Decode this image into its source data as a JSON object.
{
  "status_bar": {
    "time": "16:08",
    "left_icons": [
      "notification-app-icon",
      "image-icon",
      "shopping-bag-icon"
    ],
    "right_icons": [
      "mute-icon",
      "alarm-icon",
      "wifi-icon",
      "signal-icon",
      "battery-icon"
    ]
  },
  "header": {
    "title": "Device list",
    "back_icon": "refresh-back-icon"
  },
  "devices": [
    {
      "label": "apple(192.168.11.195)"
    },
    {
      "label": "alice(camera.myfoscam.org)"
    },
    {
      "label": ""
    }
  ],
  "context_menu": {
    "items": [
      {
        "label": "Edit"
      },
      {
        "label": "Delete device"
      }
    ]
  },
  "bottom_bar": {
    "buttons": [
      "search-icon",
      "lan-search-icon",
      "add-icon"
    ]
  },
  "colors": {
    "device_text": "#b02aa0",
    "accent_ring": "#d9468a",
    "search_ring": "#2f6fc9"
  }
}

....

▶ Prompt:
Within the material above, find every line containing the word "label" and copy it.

▶ Answer space:
      "label": "apple(192.168.11.195)"
      "label": "alice(camera.myfoscam.org)"
      "label": ""
        "label": "Edit"
        "label": "Delete device"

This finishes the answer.